A hint concerning a relationship with power
by Antonio Dias
What if the trouble with power is in our insistence that it can be accumulated, stored, and then controlled by will?
If this were the case, the trouble with power dissolves when we accept that it exists. It moves through and around us, and we have access to it, and can influence its direction and passage; only while we are in contact with it.
All the rest. The claptrap of command and control are the source of our difficulties with power. They stem from an incoherent approach to the order power inhabits. We treat it as a commodity – a common tick – and expect it to act as we would like to imagine it would, and not in the ways it does act. Our intentions remain floating above our tangled perceptions and they resist the fact that the results are never what we expected. We “have” power. We feel control. But the results are never what we expected.
Those of us with qualms about the misuse of power become blocked. Our incoherence manifests as the conflation of the trouble with our habitual relationship with power for the nature of power itself. Distrusting power whenever we feel it we block any possibility of effecting outcomes. It’s not that power corrupts, it is this insistence that it can be owned that corrupts. Incoherence is corruption.
Of course, this does mean that we are all deluded in thinking that we can “manage” power. This means that our assumptions concerning the magnitude of power available to us; from electrical to explosive, to influential power; there is only available the power that circumstances bring into range at any given time. We cannot continue to insist we can hoard power, “save” power, or concentrate power. These attitudes take us back into the realm of unintended consequences. We muddle along baffled that we don’t get what we want oblivious to the fundamental reasons it cannot work.

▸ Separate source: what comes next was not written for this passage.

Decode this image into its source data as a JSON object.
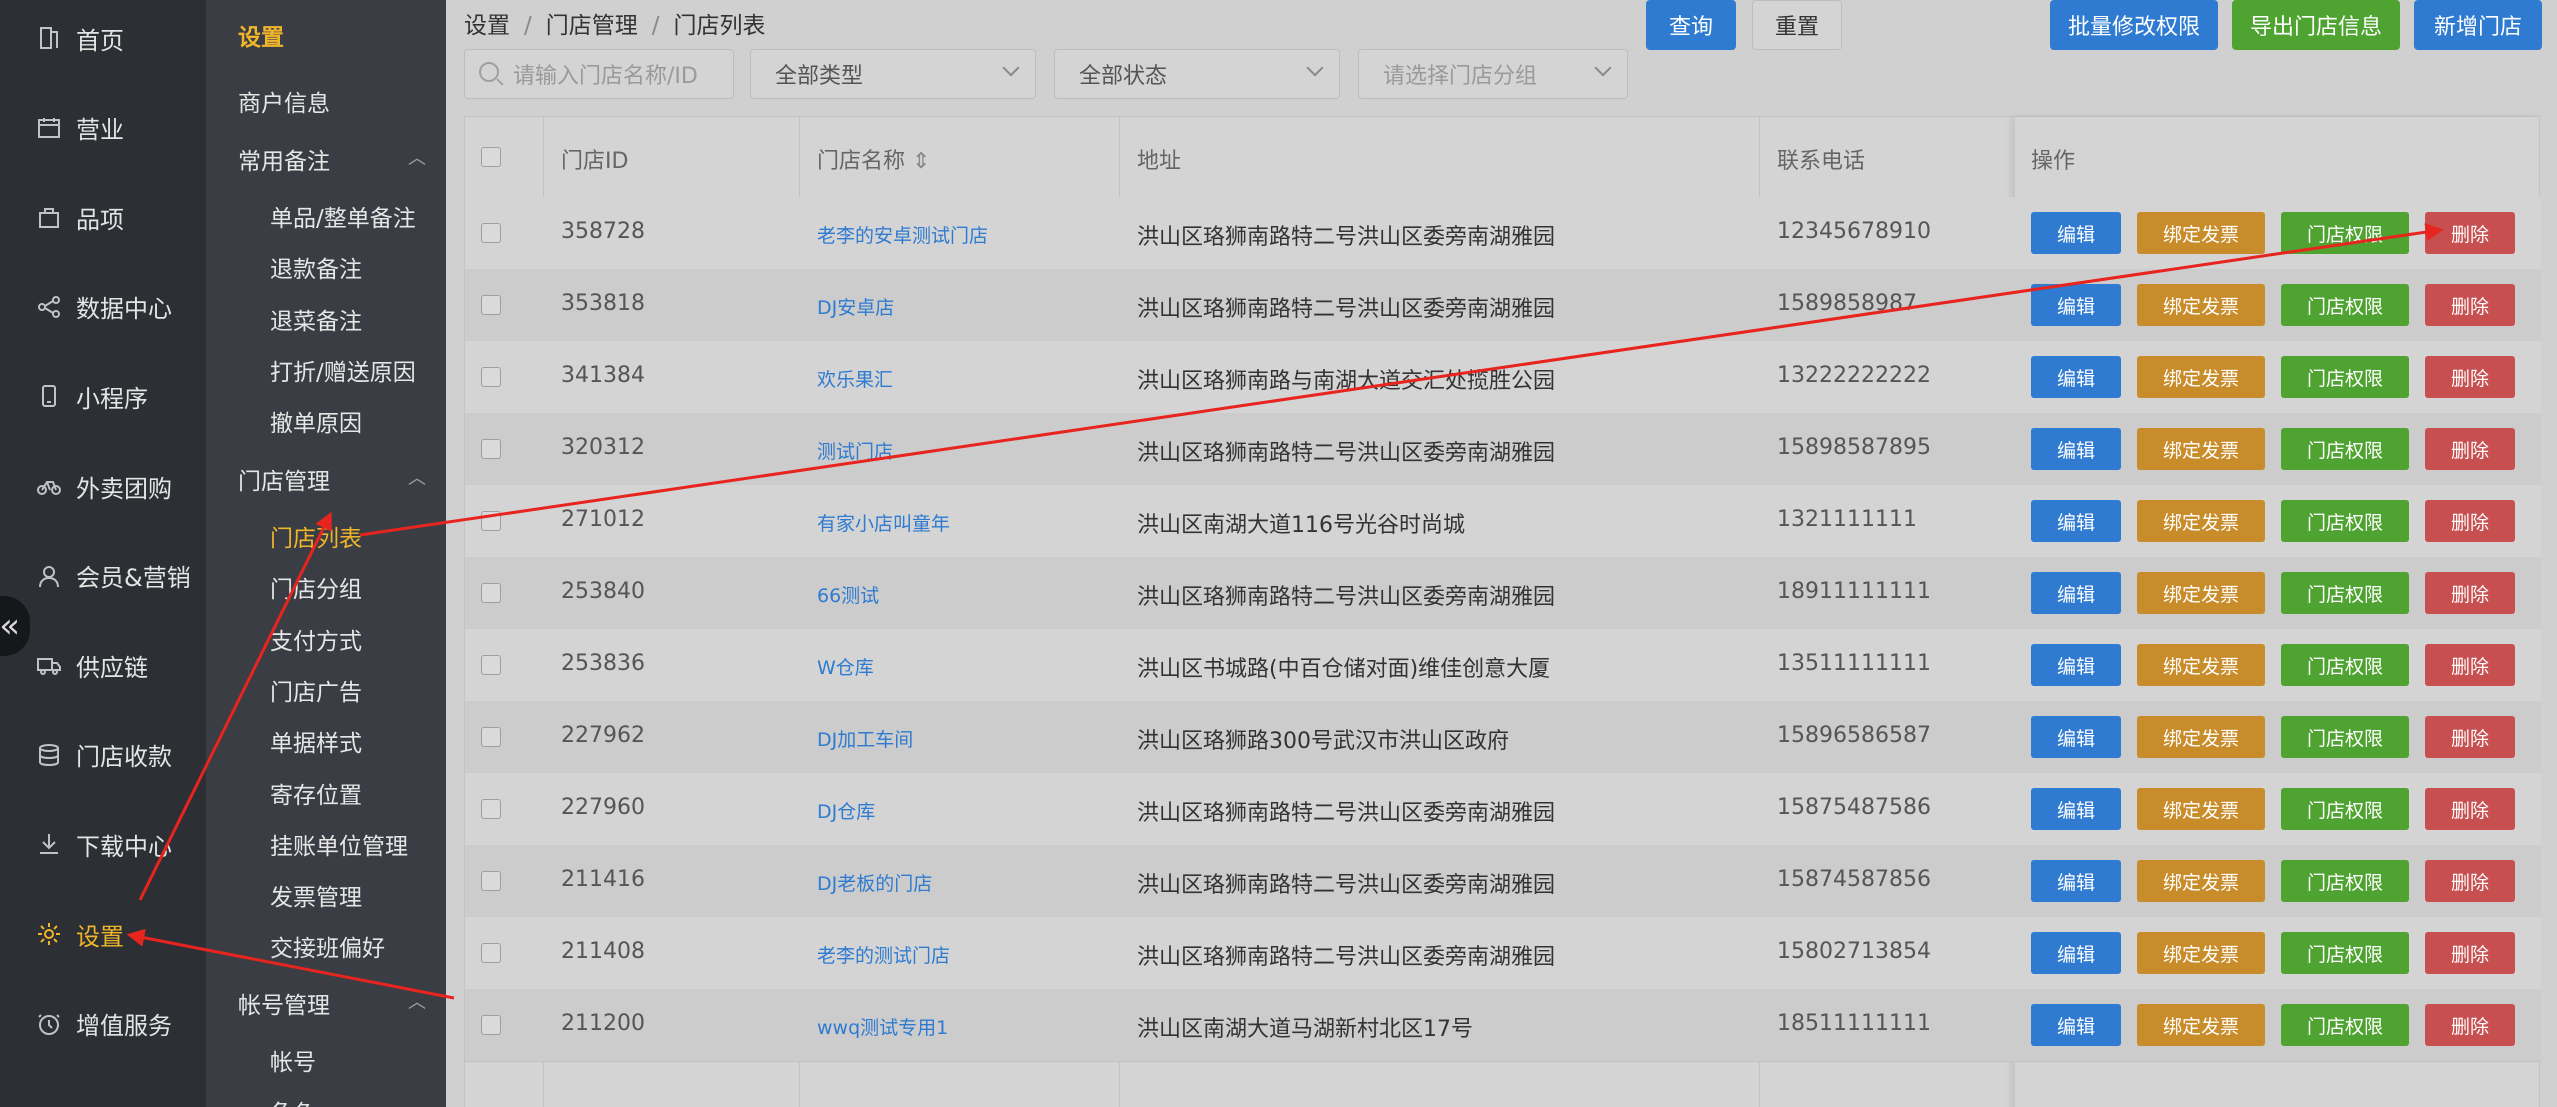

This hint is buried in a conception of the difference between strength and power. Strength is the kind of power we do have influence over most directly. These are internal qualities of the organism, physical and mental. But there is a continuum that stretches from a muscle twitch and a moment of disciplined suspension of reaction on outward to any manifestation of power that occurs. Honing our strengths makes us more able to inhabit this continuum of power and survive within it as we find ways to have influence over events shaped by power.
Strength is an order of power that, when we have it, we cannot mistake it for something we can hold onto or control in the way we expect to when weakness sends us in thrall of delusional power consolidation. We feel it passing through us. We understand that we can build a capacity for its exercise but that this is not an act of storage. We also feel the way power passes through us, and how blockages interfere with its passage.
This is a hint. It seems to hold lightly within it much potential. It is at once simple and also radical. Many are aware of this in part, but I don’t see this awareness used across the board. It is difficult so long as it is not clearly held. It is easy to slip into incoherence concerning power. The illusions of its control are in themselves a tremendous power, though a power turned against those who think they control it, taking them down along with all that they destroy in their confusion.
As with any such insight it only holds power while it is alive in the mind. Once it congeals – once it has been “stored” as a label, commodified to produce an intended result – it falls back into the overarching delusion that power can be stored.
Power can be stored, batteries, reservoirs, dynamite, nuclear devices, all “store” power just as any technological cookbook of recipes, any compendium of knowledge. But to think that this storage can give that power to its “owners” is the supreme delusion. They are first in line to feel its effects as it courses through the world along its own paths. The shock, the surprise we feel, the betrayal we read into these corrections are the visible signs of our incoherence. These prove our incapacity to handle power in any form.
Once again, we see that humility is not a pious pose. It is essential if we are to be effective. In any relationship we might have with power the advantage is all on the side of power to flow as it will. We can accept and adapt to this and have some chance of surviving our encounters with power or we can be overwhelmed by its passage, insisting all the while that it serves us!